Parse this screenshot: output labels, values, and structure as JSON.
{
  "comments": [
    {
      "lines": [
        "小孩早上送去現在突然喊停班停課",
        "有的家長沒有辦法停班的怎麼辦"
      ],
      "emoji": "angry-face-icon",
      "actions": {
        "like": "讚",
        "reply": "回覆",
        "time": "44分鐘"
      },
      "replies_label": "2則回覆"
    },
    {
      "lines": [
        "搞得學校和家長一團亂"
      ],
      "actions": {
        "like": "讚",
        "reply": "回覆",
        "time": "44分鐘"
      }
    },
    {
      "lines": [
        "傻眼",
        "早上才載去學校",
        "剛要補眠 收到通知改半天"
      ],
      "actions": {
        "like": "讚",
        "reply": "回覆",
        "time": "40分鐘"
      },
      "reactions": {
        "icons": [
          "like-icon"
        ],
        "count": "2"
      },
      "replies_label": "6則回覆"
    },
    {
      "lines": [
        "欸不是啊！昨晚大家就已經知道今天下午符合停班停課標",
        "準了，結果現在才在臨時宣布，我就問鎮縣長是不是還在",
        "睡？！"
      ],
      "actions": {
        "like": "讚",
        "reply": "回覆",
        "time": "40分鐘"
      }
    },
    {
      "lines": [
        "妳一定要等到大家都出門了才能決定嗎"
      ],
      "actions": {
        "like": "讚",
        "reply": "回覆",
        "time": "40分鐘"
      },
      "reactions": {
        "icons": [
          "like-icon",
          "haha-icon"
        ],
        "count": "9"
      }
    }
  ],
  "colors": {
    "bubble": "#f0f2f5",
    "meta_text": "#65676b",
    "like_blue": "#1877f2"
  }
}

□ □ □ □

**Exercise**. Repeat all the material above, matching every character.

**Problem solution**.
Parse this screenshot: output labels, values, and structure as JSON.
{
  "comments": [
    {
      "lines": [
        "小孩早上送去現在突然喊停班停課",
        "有的家長沒有辦法停班的怎麼辦"
      ],
      "emoji": "angry-face-icon",
      "actions": {
        "like": "讚",
        "reply": "回覆",
        "time": "44分鐘"
      },
      "replies_label": "2則回覆"
    },
    {
      "lines": [
        "搞得學校和家長一團亂"
      ],
      "actions": {
        "like": "讚",
        "reply": "回覆",
        "time": "44分鐘"
      }
    },
    {
      "lines": [
        "傻眼",
        "早上才載去學校",
        "剛要補眠 收到通知改半天"
      ],
      "actions": {
        "like": "讚",
        "reply": "回覆",
        "time": "40分鐘"
      },
      "reactions": {
        "icons": [
          "like-icon"
        ],
        "count": "2"
      },
      "replies_label": "6則回覆"
    },
    {
      "lines": [
        "欸不是啊！昨晚大家就已經知道今天下午符合停班停課標",
        "準了，結果現在才在臨時宣布，我就問鎮縣長是不是還在",
        "睡？！"
      ],
      "actions": {
        "like": "讚",
        "reply": "回覆",
        "time": "40分鐘"
      }
    },
    {
      "lines": [
        "妳一定要等到大家都出門了才能決定嗎"
      ],
      "actions": {
        "like": "讚",
        "reply": "回覆",
        "time": "40分鐘"
      },
      "reactions": {
        "icons": [
          "like-icon",
          "haha-icon"
        ],
        "count": "9"
      }
    }
  ],
  "colors": {
    "bubble": "#f0f2f5",
    "meta_text": "#65676b",
    "like_blue": "#1877f2"
  }
}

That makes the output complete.